(Task inputs begins)

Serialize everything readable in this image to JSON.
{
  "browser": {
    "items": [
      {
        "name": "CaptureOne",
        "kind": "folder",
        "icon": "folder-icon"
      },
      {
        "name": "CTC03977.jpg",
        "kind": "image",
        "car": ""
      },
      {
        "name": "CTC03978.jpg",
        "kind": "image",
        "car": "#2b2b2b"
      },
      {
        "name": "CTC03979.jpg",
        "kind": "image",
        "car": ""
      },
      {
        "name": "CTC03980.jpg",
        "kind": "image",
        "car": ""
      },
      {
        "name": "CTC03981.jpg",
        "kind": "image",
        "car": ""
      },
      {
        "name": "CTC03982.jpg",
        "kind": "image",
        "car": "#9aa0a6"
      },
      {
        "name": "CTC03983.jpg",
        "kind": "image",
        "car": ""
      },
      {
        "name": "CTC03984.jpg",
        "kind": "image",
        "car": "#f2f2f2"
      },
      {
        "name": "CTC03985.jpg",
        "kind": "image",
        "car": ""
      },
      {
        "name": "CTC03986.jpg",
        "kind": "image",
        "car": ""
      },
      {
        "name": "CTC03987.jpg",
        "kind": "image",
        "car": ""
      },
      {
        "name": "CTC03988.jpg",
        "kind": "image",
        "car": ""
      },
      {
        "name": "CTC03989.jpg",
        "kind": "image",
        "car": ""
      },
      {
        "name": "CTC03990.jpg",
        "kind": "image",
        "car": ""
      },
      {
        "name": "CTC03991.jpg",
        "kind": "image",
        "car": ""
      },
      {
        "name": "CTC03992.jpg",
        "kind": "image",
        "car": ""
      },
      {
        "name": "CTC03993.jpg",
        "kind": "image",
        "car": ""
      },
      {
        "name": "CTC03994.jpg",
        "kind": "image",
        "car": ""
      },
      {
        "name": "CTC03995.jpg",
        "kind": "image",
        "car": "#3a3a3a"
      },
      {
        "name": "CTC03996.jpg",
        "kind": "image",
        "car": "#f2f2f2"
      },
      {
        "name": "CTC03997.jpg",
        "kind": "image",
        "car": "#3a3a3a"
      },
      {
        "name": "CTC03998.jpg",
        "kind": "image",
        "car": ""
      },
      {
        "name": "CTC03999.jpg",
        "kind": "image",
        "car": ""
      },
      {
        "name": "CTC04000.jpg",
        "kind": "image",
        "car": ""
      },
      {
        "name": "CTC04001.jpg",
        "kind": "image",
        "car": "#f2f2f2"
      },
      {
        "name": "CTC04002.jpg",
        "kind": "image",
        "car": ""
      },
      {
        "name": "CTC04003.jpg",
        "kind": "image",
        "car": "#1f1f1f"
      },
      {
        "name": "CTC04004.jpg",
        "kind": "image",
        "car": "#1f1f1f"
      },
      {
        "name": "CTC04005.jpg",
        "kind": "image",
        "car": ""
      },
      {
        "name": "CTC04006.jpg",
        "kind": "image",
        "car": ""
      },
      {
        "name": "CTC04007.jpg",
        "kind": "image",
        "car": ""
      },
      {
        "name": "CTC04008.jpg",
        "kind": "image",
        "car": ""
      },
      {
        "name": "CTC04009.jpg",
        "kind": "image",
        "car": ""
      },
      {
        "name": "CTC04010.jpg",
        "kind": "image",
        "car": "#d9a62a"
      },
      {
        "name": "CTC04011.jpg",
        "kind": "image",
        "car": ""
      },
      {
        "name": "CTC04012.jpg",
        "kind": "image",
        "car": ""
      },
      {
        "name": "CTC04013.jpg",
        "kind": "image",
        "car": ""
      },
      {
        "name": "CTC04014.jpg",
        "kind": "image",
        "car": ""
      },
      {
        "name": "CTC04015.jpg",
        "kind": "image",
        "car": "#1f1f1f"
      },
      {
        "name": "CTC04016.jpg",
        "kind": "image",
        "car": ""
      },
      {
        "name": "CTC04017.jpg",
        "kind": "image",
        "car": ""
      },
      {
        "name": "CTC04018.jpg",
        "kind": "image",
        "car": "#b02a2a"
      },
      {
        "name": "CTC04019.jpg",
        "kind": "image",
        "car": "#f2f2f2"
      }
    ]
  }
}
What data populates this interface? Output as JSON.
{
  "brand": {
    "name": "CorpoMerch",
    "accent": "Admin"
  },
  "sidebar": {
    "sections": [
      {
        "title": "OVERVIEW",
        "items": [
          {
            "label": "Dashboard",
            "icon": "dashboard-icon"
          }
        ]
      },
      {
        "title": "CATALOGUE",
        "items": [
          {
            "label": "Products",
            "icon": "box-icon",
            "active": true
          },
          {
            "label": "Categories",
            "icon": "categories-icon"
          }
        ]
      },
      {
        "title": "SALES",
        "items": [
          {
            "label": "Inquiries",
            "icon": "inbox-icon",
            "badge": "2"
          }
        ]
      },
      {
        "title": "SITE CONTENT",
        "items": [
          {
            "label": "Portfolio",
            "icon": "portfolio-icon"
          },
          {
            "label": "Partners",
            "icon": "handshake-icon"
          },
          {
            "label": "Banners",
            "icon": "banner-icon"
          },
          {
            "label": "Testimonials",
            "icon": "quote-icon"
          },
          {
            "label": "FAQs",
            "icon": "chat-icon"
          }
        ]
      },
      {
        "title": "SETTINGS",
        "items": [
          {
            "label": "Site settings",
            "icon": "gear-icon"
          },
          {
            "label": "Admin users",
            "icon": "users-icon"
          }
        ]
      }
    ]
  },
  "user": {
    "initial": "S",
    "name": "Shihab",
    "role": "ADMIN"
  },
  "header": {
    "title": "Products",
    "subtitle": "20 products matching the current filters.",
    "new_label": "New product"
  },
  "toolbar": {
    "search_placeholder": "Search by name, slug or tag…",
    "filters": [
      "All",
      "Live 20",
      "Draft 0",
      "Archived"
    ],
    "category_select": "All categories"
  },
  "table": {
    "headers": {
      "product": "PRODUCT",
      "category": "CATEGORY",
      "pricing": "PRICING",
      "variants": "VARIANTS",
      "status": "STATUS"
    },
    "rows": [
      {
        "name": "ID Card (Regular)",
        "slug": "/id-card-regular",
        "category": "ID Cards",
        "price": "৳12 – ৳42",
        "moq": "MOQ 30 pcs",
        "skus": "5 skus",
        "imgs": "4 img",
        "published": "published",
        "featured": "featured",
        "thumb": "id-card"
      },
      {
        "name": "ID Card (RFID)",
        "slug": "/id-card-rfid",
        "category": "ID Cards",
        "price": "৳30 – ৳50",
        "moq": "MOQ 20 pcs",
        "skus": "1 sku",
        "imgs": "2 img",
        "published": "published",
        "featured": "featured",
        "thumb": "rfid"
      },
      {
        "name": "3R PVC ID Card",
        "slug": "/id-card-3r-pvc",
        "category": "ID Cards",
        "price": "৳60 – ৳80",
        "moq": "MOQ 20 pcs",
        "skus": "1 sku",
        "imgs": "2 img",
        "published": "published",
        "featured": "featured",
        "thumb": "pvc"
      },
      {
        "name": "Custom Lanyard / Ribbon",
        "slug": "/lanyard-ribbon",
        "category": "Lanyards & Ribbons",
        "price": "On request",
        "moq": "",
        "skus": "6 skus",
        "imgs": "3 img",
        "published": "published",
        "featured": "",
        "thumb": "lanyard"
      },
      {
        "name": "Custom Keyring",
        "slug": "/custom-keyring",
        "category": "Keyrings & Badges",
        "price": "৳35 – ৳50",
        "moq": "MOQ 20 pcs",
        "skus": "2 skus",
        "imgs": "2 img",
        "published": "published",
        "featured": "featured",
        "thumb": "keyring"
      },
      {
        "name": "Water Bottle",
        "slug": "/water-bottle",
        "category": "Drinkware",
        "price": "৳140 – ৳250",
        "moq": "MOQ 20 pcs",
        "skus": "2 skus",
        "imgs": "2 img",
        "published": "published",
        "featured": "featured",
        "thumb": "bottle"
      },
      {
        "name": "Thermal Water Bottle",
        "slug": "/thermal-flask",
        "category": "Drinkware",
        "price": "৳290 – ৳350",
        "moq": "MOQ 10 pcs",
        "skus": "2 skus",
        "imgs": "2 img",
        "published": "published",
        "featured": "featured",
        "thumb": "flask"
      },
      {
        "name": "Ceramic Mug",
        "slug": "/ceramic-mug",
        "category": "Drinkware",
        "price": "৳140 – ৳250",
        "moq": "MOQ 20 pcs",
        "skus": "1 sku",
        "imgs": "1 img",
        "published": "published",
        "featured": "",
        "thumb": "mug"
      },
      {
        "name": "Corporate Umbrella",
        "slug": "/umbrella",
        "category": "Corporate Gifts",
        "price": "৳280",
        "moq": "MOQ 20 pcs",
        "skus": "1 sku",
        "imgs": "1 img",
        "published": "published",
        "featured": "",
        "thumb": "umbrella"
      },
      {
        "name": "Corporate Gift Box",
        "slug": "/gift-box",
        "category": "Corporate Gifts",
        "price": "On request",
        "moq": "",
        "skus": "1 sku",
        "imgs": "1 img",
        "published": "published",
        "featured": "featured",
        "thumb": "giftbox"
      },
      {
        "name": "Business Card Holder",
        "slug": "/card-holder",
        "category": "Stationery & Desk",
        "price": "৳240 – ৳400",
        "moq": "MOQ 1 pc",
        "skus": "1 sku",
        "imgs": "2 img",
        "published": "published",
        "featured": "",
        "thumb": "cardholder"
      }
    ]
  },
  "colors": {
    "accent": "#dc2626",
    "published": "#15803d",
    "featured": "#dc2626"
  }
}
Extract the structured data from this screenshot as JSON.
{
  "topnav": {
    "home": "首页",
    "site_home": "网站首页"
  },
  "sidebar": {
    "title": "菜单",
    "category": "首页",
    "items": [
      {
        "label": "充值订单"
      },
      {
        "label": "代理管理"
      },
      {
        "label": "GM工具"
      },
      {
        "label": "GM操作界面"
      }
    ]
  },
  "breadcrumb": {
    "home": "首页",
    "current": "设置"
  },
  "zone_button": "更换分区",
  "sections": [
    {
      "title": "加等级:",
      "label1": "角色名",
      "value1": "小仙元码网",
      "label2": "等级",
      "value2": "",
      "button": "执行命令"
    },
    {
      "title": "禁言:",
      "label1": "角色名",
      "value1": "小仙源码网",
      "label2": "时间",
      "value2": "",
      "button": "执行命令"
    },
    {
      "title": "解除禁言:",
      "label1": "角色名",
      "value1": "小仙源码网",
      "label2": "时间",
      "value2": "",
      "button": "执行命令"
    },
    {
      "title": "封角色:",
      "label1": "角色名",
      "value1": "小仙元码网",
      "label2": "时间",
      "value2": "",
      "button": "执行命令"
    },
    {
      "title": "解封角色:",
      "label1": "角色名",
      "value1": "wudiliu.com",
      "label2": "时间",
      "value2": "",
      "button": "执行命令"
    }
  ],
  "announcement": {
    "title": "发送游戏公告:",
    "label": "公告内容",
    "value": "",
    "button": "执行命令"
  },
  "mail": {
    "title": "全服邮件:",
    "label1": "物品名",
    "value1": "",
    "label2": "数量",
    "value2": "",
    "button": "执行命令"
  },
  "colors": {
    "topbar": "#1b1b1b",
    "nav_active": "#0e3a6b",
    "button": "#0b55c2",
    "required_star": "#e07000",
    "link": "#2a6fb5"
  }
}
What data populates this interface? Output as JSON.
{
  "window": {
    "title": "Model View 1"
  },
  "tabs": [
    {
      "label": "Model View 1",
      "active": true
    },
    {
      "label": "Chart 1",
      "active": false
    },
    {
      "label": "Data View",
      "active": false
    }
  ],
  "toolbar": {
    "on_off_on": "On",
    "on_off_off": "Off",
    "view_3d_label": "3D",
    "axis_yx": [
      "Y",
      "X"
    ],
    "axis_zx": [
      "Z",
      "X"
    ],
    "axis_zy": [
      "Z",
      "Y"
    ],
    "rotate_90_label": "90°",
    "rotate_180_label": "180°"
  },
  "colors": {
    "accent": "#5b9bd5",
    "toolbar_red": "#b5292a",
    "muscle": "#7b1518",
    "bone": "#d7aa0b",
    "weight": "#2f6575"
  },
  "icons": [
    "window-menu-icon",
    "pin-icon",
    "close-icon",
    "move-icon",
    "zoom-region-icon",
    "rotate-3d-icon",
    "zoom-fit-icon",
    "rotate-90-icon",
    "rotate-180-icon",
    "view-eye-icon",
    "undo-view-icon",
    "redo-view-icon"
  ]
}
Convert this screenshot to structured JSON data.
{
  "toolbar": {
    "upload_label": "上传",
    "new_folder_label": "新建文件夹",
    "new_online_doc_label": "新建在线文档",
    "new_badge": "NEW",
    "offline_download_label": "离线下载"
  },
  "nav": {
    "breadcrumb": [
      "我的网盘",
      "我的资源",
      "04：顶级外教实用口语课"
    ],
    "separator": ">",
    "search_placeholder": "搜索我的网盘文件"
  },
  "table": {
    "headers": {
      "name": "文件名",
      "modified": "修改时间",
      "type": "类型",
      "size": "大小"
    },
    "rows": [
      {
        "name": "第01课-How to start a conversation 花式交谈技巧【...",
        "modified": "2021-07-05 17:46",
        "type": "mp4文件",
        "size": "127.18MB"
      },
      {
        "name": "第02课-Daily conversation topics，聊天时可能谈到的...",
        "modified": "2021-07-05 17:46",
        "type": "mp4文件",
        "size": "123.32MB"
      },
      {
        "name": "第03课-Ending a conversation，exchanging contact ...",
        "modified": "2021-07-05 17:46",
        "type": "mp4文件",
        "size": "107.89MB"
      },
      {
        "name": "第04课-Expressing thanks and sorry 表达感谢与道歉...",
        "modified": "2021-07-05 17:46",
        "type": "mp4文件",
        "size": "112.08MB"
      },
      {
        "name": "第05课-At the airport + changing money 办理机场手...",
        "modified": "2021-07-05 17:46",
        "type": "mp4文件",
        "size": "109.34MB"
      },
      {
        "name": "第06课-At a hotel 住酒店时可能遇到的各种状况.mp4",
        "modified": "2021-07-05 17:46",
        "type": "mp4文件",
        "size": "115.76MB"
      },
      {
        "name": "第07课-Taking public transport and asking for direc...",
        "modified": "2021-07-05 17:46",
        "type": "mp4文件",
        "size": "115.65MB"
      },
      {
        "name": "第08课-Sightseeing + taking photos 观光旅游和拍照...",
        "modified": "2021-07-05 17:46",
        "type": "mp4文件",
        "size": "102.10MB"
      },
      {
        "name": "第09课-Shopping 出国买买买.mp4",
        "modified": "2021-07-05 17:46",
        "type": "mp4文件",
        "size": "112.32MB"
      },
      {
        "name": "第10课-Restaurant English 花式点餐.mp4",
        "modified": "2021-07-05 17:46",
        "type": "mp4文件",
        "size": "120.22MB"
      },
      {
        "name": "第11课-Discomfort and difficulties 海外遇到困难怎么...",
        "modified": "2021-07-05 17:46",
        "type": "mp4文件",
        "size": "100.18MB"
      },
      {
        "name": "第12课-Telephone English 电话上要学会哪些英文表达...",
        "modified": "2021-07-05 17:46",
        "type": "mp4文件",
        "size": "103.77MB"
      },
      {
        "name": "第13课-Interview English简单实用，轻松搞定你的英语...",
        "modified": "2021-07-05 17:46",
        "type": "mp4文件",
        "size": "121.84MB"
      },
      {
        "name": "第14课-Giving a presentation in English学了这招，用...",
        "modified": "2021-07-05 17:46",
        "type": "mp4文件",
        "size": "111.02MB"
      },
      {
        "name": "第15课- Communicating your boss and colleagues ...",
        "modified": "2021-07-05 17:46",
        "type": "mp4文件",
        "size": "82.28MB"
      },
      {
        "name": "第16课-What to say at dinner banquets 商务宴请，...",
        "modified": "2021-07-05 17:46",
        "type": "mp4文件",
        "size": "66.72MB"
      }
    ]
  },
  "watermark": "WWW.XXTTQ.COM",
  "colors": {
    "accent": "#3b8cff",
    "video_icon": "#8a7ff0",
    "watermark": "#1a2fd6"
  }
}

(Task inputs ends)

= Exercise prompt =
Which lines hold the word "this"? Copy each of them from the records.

= Solution to the exercise =
Serialize everything readable in this image to JSON.
What data populates this interface? Output as JSON.
Extract the structured data from this screenshot as JSON.
What data populates this interface? Output as JSON.
Convert this screenshot to structured JSON data.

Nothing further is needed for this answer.